Reproduce all of the data, making sure that no line differs from the original.
======== EXTRACTED DATA
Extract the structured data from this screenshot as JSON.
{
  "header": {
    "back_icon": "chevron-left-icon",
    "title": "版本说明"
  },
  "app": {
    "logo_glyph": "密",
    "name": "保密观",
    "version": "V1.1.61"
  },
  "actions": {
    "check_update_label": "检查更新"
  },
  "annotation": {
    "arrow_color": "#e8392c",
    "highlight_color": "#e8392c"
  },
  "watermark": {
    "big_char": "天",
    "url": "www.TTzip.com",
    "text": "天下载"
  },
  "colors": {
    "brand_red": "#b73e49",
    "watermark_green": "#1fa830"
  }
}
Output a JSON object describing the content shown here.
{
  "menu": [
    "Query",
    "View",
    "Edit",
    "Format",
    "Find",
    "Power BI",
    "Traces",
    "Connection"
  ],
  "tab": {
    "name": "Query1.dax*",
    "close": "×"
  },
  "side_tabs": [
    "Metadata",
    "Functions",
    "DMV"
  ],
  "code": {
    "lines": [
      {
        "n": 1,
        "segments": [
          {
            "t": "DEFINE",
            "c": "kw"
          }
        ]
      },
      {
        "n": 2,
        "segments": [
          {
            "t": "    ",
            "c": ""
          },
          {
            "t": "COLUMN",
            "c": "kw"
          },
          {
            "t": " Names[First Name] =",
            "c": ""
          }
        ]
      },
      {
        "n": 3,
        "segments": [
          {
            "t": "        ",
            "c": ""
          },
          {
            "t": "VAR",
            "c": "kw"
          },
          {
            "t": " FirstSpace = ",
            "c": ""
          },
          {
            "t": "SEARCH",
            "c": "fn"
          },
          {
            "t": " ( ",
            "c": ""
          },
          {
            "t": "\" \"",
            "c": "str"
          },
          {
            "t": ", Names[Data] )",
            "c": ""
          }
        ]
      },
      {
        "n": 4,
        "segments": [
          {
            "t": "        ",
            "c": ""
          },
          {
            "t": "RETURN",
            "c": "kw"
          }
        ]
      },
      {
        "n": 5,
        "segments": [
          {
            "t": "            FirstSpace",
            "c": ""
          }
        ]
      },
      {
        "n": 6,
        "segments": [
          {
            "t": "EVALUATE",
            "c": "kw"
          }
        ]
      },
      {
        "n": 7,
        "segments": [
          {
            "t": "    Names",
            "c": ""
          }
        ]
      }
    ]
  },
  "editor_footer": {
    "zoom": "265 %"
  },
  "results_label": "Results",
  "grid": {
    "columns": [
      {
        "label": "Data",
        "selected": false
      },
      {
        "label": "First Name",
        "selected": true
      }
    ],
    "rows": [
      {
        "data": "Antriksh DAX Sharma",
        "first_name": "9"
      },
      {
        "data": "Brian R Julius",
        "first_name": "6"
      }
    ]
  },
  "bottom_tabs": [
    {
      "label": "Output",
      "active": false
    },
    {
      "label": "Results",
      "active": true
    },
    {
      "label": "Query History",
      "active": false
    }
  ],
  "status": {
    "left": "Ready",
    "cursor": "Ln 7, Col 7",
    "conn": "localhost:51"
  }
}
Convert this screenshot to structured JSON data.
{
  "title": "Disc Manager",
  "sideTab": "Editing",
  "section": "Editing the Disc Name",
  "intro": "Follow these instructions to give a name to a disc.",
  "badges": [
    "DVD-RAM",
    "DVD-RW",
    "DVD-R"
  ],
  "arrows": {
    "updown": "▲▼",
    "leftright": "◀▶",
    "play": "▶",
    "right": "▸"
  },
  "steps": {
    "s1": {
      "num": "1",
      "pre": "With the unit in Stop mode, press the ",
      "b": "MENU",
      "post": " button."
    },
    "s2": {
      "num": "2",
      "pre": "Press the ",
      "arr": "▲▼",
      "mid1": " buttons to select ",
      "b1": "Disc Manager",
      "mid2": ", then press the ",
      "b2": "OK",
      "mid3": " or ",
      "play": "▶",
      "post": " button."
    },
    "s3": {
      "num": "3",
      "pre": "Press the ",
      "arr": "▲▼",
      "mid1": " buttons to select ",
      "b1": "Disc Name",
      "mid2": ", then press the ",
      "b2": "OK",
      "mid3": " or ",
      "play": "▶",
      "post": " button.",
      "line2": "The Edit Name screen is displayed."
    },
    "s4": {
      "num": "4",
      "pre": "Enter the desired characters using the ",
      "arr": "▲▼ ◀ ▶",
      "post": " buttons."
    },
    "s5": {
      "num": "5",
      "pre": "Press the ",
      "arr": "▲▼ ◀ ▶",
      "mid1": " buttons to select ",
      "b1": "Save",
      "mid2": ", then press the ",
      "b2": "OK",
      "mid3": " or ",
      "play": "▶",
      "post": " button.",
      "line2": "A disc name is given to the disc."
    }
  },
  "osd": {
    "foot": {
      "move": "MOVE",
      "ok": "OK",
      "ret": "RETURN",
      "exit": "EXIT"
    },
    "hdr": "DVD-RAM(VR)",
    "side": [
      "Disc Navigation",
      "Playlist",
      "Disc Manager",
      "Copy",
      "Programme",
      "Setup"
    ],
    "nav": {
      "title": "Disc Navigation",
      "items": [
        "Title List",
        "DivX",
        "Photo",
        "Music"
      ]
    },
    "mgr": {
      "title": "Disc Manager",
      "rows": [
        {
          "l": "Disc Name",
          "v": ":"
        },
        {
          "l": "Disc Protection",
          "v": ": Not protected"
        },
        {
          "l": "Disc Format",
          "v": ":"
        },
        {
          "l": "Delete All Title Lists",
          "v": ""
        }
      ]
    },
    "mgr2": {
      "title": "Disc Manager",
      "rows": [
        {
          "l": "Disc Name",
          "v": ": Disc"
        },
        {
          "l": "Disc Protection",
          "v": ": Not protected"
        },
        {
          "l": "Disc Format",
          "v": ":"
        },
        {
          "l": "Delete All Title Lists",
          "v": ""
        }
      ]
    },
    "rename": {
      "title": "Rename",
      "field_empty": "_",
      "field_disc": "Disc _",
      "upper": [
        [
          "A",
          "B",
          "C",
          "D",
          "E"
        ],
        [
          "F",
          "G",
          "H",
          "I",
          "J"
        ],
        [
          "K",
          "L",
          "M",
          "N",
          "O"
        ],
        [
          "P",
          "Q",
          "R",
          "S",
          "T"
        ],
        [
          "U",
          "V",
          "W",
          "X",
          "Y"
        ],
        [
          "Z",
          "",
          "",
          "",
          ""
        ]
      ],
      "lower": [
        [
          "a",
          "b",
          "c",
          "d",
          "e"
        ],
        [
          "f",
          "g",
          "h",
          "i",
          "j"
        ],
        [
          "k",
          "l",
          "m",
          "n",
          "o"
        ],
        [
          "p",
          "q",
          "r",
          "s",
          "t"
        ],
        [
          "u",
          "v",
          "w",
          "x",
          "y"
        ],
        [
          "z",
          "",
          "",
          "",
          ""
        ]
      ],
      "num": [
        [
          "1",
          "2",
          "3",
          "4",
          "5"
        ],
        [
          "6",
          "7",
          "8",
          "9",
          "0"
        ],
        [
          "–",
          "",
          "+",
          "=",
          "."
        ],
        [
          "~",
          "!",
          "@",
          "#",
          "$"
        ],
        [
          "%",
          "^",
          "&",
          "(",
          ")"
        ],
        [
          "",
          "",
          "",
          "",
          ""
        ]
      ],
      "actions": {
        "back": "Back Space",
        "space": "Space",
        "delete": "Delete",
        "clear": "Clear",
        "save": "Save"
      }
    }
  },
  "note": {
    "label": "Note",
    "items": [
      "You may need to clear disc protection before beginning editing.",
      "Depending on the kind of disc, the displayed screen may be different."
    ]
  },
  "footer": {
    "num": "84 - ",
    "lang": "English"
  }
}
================
RESULT BELOW:
Extract the structured data from this screenshot as JSON.
{
  "header": {
    "back_icon": "chevron-left-icon",
    "title": "版本说明"
  },
  "app": {
    "logo_glyph": "密",
    "name": "保密观",
    "version": "V1.1.61"
  },
  "actions": {
    "check_update_label": "检查更新"
  },
  "annotation": {
    "arrow_color": "#e8392c",
    "highlight_color": "#e8392c"
  },
  "watermark": {
    "big_char": "天",
    "url": "www.TTzip.com",
    "text": "天下载"
  },
  "colors": {
    "brand_red": "#b73e49",
    "watermark_green": "#1fa830"
  }
}
Output a JSON object describing the content shown here.
{
  "menu": [
    "Query",
    "View",
    "Edit",
    "Format",
    "Find",
    "Power BI",
    "Traces",
    "Connection"
  ],
  "tab": {
    "name": "Query1.dax*",
    "close": "×"
  },
  "side_tabs": [
    "Metadata",
    "Functions",
    "DMV"
  ],
  "code": {
    "lines": [
      {
        "n": 1,
        "segments": [
          {
            "t": "DEFINE",
            "c": "kw"
          }
        ]
      },
      {
        "n": 2,
        "segments": [
          {
            "t": "    ",
            "c": ""
          },
          {
            "t": "COLUMN",
            "c": "kw"
          },
          {
            "t": " Names[First Name] =",
            "c": ""
          }
        ]
      },
      {
        "n": 3,
        "segments": [
          {
            "t": "        ",
            "c": ""
          },
          {
            "t": "VAR",
            "c": "kw"
          },
          {
            "t": " FirstSpace = ",
            "c": ""
          },
          {
            "t": "SEARCH",
            "c": "fn"
          },
          {
            "t": " ( ",
            "c": ""
          },
          {
            "t": "\" \"",
            "c": "str"
          },
          {
            "t": ", Names[Data] )",
            "c": ""
          }
        ]
      },
      {
        "n": 4,
        "segments": [
          {
            "t": "        ",
            "c": ""
          },
          {
            "t": "RETURN",
            "c": "kw"
          }
        ]
      },
      {
        "n": 5,
        "segments": [
          {
            "t": "            FirstSpace",
            "c": ""
          }
        ]
      },
      {
        "n": 6,
        "segments": [
          {
            "t": "EVALUATE",
            "c": "kw"
          }
        ]
      },
      {
        "n": 7,
        "segments": [
          {
            "t": "    Names",
            "c": ""
          }
        ]
      }
    ]
  },
  "editor_footer": {
    "zoom": "265 %"
  },
  "results_label": "Results",
  "grid": {
    "columns": [
      {
        "label": "Data",
        "selected": false
      },
      {
        "label": "First Name",
        "selected": true
      }
    ],
    "rows": [
      {
        "data": "Antriksh DAX Sharma",
        "first_name": "9"
      },
      {
        "data": "Brian R Julius",
        "first_name": "6"
      }
    ]
  },
  "bottom_tabs": [
    {
      "label": "Output",
      "active": false
    },
    {
      "label": "Results",
      "active": true
    },
    {
      "label": "Query History",
      "active": false
    }
  ],
  "status": {
    "left": "Ready",
    "cursor": "Ln 7, Col 7",
    "conn": "localhost:51"
  }
}
Convert this screenshot to structured JSON data.
{
  "title": "Disc Manager",
  "sideTab": "Editing",
  "section": "Editing the Disc Name",
  "intro": "Follow these instructions to give a name to a disc.",
  "badges": [
    "DVD-RAM",
    "DVD-RW",
    "DVD-R"
  ],
  "arrows": {
    "updown": "▲▼",
    "leftright": "◀▶",
    "play": "▶",
    "right": "▸"
  },
  "steps": {
    "s1": {
      "num": "1",
      "pre": "With the unit in Stop mode, press the ",
      "b": "MENU",
      "post": " button."
    },
    "s2": {
      "num": "2",
      "pre": "Press the ",
      "arr": "▲▼",
      "mid1": " buttons to select ",
      "b1": "Disc Manager",
      "mid2": ", then press the ",
      "b2": "OK",
      "mid3": " or ",
      "play": "▶",
      "post": " button."
    },
    "s3": {
      "num": "3",
      "pre": "Press the ",
      "arr": "▲▼",
      "mid1": " buttons to select ",
      "b1": "Disc Name",
      "mid2": ", then press the ",
      "b2": "OK",
      "mid3": " or ",
      "play": "▶",
      "post": " button.",
      "line2": "The Edit Name screen is displayed."
    },
    "s4": {
      "num": "4",
      "pre": "Enter the desired characters using the ",
      "arr": "▲▼ ◀ ▶",
      "post": " buttons."
    },
    "s5": {
      "num": "5",
      "pre": "Press the ",
      "arr": "▲▼ ◀ ▶",
      "mid1": " buttons to select ",
      "b1": "Save",
      "mid2": ", then press the ",
      "b2": "OK",
      "mid3": " or ",
      "play": "▶",
      "post": " button.",
      "line2": "A disc name is given to the disc."
    }
  },
  "osd": {
    "foot": {
      "move": "MOVE",
      "ok": "OK",
      "ret": "RETURN",
      "exit": "EXIT"
    },
    "hdr": "DVD-RAM(VR)",
    "side": [
      "Disc Navigation",
      "Playlist",
      "Disc Manager",
      "Copy",
      "Programme",
      "Setup"
    ],
    "nav": {
      "title": "Disc Navigation",
      "items": [
        "Title List",
        "DivX",
        "Photo",
        "Music"
      ]
    },
    "mgr": {
      "title": "Disc Manager",
      "rows": [
        {
          "l": "Disc Name",
          "v": ":"
        },
        {
          "l": "Disc Protection",
          "v": ": Not protected"
        },
        {
          "l": "Disc Format",
          "v": ":"
        },
        {
          "l": "Delete All Title Lists",
          "v": ""
        }
      ]
    },
    "mgr2": {
      "title": "Disc Manager",
      "rows": [
        {
          "l": "Disc Name",
          "v": ": Disc"
        },
        {
          "l": "Disc Protection",
          "v": ": Not protected"
        },
        {
          "l": "Disc Format",
          "v": ":"
        },
        {
          "l": "Delete All Title Lists",
          "v": ""
        }
      ]
    },
    "rename": {
      "title": "Rename",
      "field_empty": "_",
      "field_disc": "Disc _",
      "upper": [
        [
          "A",
          "B",
          "C",
          "D",
          "E"
        ],
        [
          "F",
          "G",
          "H",
          "I",
          "J"
        ],
        [
          "K",
          "L",
          "M",
          "N",
          "O"
        ],
        [
          "P",
          "Q",
          "R",
          "S",
          "T"
        ],
        [
          "U",
          "V",
          "W",
          "X",
          "Y"
        ],
        [
          "Z",
          "",
          "",
          "",
          ""
        ]
      ],
      "lower": [
        [
          "a",
          "b",
          "c",
          "d",
          "e"
        ],
        [
          "f",
          "g",
          "h",
          "i",
          "j"
        ],
        [
          "k",
          "l",
          "m",
          "n",
          "o"
        ],
        [
          "p",
          "q",
          "r",
          "s",
          "t"
        ],
        [
          "u",
          "v",
          "w",
          "x",
          "y"
        ],
        [
          "z",
          "",
          "",
          "",
          ""
        ]
      ],
      "num": [
        [
          "1",
          "2",
          "3",
          "4",
          "5"
        ],
        [
          "6",
          "7",
          "8",
          "9",
          "0"
        ],
        [
          "–",
          "",
          "+",
          "=",
          "."
        ],
        [
          "~",
          "!",
          "@",
          "#",
          "$"
        ],
        [
          "%",
          "^",
          "&",
          "(",
          ")"
        ],
        [
          "",
          "",
          "",
          "",
          ""
        ]
      ],
      "actions": {
        "back": "Back Space",
        "space": "Space",
        "delete": "Delete",
        "clear": "Clear",
        "save": "Save"
      }
    }
  },
  "note": {
    "label": "Note",
    "items": [
      "You may need to clear disc protection before beginning editing.",
      "Depending on the kind of disc, the displayed screen may be different."
    ]
  },
  "footer": {
    "num": "84 - ",
    "lang": "English"
  }
}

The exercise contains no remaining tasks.